Cacti come in many shapes and sizes and do well in warm, sunny climates. Cacti in their natural habitats will flower seasonally, according to the type of plant. Cacti in the family of Mamillaria, Gymnocalycium, Parodia and Notocactus bloom even when planted indoors. Some cacti take 50 or more years before they mature enough to bloom, so check with a reliable expert before choosing a specific cactus. Cacti must have a dormant season to allow them to bloom. Indoor cacti may receive too little sun, too much warmth and too much water to allow the plant to achieve this dormant state.
Plant the cacti in a medium-size planting pot to allow for several years of growth. Mix equal parts bird gravel, potting soil and leaf mold. Follow the planting directions for your specific type of cactus. Water the mixture thoroughly when transplanting.
Feed the plant and water regularly from March through November, the active period for the plant. Water only until the top ¼ inch of the soil is wet.

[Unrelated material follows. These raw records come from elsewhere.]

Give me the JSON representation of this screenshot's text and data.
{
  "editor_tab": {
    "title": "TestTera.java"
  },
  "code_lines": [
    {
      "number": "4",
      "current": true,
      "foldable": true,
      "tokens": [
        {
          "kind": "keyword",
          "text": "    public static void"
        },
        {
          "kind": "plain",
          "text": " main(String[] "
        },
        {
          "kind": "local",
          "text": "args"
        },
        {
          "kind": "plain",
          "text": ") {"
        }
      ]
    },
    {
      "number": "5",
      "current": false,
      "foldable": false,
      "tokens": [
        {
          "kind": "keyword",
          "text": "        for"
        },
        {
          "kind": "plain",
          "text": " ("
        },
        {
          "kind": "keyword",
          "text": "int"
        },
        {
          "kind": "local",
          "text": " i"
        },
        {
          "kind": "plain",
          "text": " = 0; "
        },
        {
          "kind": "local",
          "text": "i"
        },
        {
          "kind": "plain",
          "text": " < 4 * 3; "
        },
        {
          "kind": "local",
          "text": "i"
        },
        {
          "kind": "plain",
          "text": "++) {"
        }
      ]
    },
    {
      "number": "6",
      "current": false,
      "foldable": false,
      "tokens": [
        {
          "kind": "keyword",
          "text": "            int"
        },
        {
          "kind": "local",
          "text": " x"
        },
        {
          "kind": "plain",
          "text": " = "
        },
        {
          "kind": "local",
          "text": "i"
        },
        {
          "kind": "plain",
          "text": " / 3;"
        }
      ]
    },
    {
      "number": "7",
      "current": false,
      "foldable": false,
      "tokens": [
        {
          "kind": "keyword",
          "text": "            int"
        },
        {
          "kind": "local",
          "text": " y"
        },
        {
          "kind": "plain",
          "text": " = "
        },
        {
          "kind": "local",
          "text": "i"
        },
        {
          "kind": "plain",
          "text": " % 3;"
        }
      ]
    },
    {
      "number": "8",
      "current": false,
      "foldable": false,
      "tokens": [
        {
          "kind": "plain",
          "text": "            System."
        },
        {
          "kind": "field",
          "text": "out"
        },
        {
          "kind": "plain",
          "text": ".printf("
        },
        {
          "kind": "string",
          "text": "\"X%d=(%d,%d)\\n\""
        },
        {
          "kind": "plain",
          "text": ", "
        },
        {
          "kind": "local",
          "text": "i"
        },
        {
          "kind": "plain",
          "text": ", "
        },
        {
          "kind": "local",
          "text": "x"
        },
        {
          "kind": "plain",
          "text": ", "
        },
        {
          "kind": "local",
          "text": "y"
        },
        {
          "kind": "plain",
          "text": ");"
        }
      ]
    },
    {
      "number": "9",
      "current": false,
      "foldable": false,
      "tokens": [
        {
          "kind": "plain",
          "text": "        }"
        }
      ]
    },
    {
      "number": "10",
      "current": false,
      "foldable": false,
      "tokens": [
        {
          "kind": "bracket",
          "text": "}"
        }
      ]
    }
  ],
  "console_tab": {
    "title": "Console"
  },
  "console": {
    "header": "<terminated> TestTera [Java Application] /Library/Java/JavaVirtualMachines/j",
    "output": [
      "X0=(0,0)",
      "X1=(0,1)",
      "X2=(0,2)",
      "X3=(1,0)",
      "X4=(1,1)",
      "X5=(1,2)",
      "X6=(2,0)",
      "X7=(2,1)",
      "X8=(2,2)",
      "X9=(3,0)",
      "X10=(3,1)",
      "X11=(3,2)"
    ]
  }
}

Withhold water or fertilizer for the cactus from November to March to allow the cactus to become dormant as it would in its natural environment. Place the plant in a location where the temperature does not rise above 50 degrees F at night but receives at least five hours of daily sunlight.
Water the cactus again when the first blooms appear in the spring. Continue to feed and water regularly until August. Taper off the watering in August to prepare the plant for its next dormant season.